08 May Is Domestic Violence Relevant in Property Matters?
Conduct is not usually considered by the Court in deciding how to do property settlement between parties to a marriage or de facto relationship.
There is case law which has determined that extensive abuse can be considered in adjusting in favour of the abused party. The case of Kennon (1997) awarded the Wife a greater percentage as a result of assaults inflicted upon her by the Husband during the marriage which made her contributions particularly more onerous.
Cases since then that have attempted to apply the Kennon principles have largely failed, however this issue has been the subject of discussion in the recent Australian Law Reform Commission’s review of the Family Law System.
Over time there may well be a change to the family law legislation which could require that abused spouses automatically receive an adjustment, somewhat compensatory in nature, in their favour.
Whether this will happen remains uncertain.
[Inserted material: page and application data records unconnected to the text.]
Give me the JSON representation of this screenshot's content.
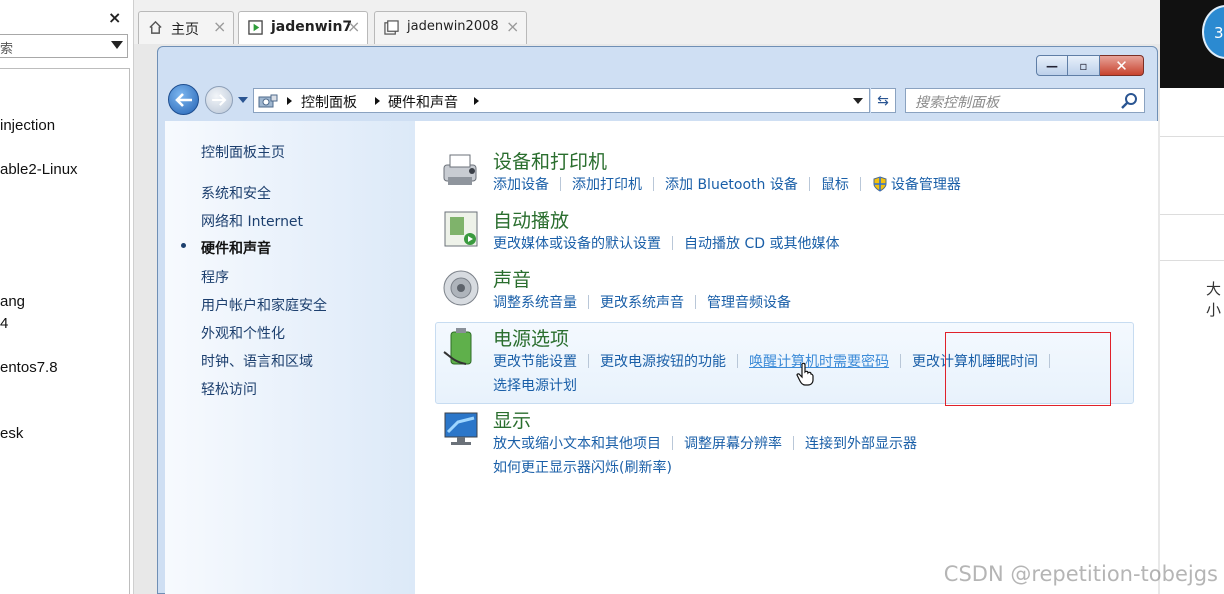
{
  "left_pane": {
    "close": "×",
    "search_fragment": "索",
    "items": [
      "injection",
      "able2-Linux",
      "ang",
      "4",
      "entos7.8",
      "esk"
    ]
  },
  "tabs": [
    {
      "label": "主页",
      "icon": "home-icon"
    },
    {
      "label": "jadenwin7",
      "icon": "vm-running-icon",
      "active": true
    },
    {
      "label": "jadenwin2008",
      "icon": "vm-icon"
    }
  ],
  "tab_close": "×",
  "window": {
    "controls": {
      "min": "—",
      "max": "▫",
      "close": "✕"
    },
    "breadcrumb": [
      "控制面板",
      "硬件和声音"
    ],
    "search_placeholder": "搜索控制面板"
  },
  "nav": {
    "home": "控制面板主页",
    "items": [
      "系统和安全",
      "网络和 Internet",
      "硬件和声音",
      "程序",
      "用户帐户和家庭安全",
      "外观和个性化",
      "时钟、语言和区域",
      "轻松访问"
    ],
    "current_index": 2
  },
  "categories": {
    "devices": {
      "title": "设备和打印机",
      "links": [
        "添加设备",
        "添加打印机",
        "添加 Bluetooth 设备",
        "鼠标",
        "设备管理器"
      ]
    },
    "autoplay": {
      "title": "自动播放",
      "links": [
        "更改媒体或设备的默认设置",
        "自动播放 CD 或其他媒体"
      ]
    },
    "sound": {
      "title": "声音",
      "links": [
        "调整系统音量",
        "更改系统声音",
        "管理音频设备"
      ]
    },
    "power": {
      "title": "电源选项",
      "links": [
        "更改节能设置",
        "更改电源按钮的功能",
        "唤醒计算机时需要密码",
        "更改计算机睡眠时间",
        "选择电源计划"
      ]
    },
    "display": {
      "title": "显示",
      "links": [
        "放大或缩小文本和其他项目",
        "调整屏幕分辨率",
        "连接到外部显示器",
        "如何更正显示器闪烁(刷新率)"
      ]
    }
  },
  "right_pane": {
    "avatar_text": "3",
    "text": "大小"
  },
  "watermark": "CSDN @repetition-tobejgs",
  "colors": {
    "highlight": "#e0212a",
    "link": "#1a5fa8",
    "category_title": "#2a6e2e"
  }
}
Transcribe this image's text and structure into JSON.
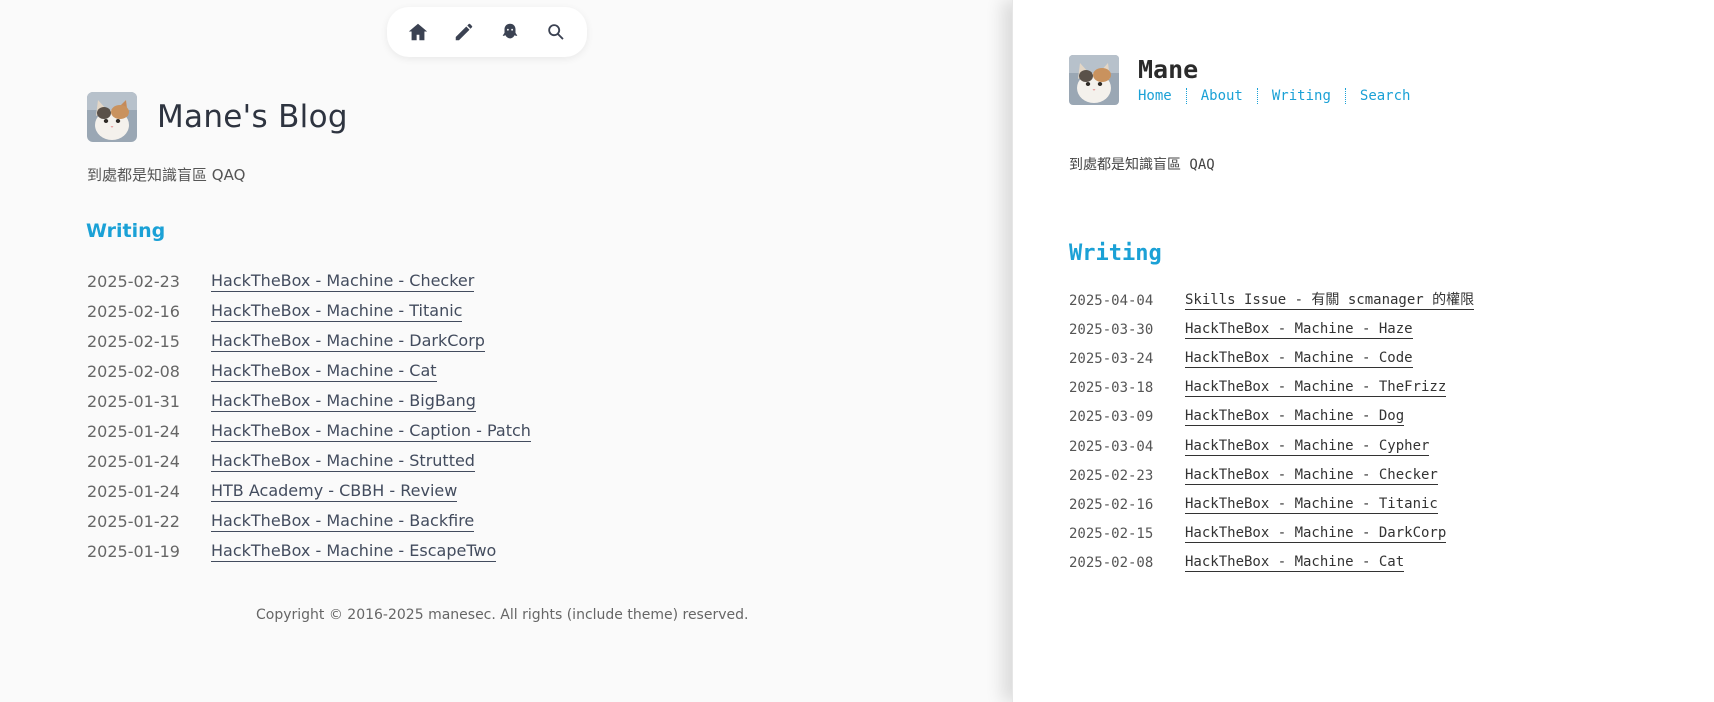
{
  "left": {
    "topnav": [
      {
        "name": "home-icon"
      },
      {
        "name": "pencil-icon"
      },
      {
        "name": "ghost-icon"
      },
      {
        "name": "search-icon"
      }
    ],
    "title": "Mane's Blog",
    "subtitle": "到處都是知識盲區 QAQ",
    "section_title": "Writing",
    "posts": [
      {
        "date": "2025-02-23",
        "title": "HackTheBox - Machine - Checker"
      },
      {
        "date": "2025-02-16",
        "title": "HackTheBox - Machine - Titanic"
      },
      {
        "date": "2025-02-15",
        "title": "HackTheBox - Machine - DarkCorp"
      },
      {
        "date": "2025-02-08",
        "title": "HackTheBox - Machine - Cat"
      },
      {
        "date": "2025-01-31",
        "title": "HackTheBox - Machine - BigBang"
      },
      {
        "date": "2025-01-24",
        "title": "HackTheBox - Machine - Caption - Patch"
      },
      {
        "date": "2025-01-24",
        "title": "HackTheBox - Machine - Strutted"
      },
      {
        "date": "2025-01-24",
        "title": "HTB Academy - CBBH - Review"
      },
      {
        "date": "2025-01-22",
        "title": "HackTheBox - Machine - Backfire"
      },
      {
        "date": "2025-01-19",
        "title": "HackTheBox - Machine - EscapeTwo"
      }
    ],
    "copyright": "Copyright © 2016-2025 manesec. All rights (include theme) reserved."
  },
  "right": {
    "title": "Mane",
    "nav": [
      "Home",
      "About",
      "Writing",
      "Search"
    ],
    "subtitle": "到處都是知識盲區 QAQ",
    "section_title": "Writing",
    "posts": [
      {
        "date": "2025-04-04",
        "title": "Skills Issue - 有關 scmanager 的權限"
      },
      {
        "date": "2025-03-30",
        "title": "HackTheBox - Machine - Haze"
      },
      {
        "date": "2025-03-24",
        "title": "HackTheBox - Machine - Code"
      },
      {
        "date": "2025-03-18",
        "title": "HackTheBox - Machine - TheFrizz"
      },
      {
        "date": "2025-03-09",
        "title": "HackTheBox - Machine - Dog"
      },
      {
        "date": "2025-03-04",
        "title": "HackTheBox - Machine - Cypher"
      },
      {
        "date": "2025-02-23",
        "title": "HackTheBox - Machine - Checker"
      },
      {
        "date": "2025-02-16",
        "title": "HackTheBox - Machine - Titanic"
      },
      {
        "date": "2025-02-15",
        "title": "HackTheBox - Machine - DarkCorp"
      },
      {
        "date": "2025-02-08",
        "title": "HackTheBox - Machine - Cat"
      }
    ]
  },
  "colors": {
    "accent": "#1ba1d6",
    "text": "#434c5e",
    "background": "#fafafa"
  }
}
Another issue if introduced, is how the assessment is to be undertaken by the presiding Judge in having to decide which cases deserve the adjustment and which don’t and the level of adjustment based, presumably, on the nature and extent of the abuse.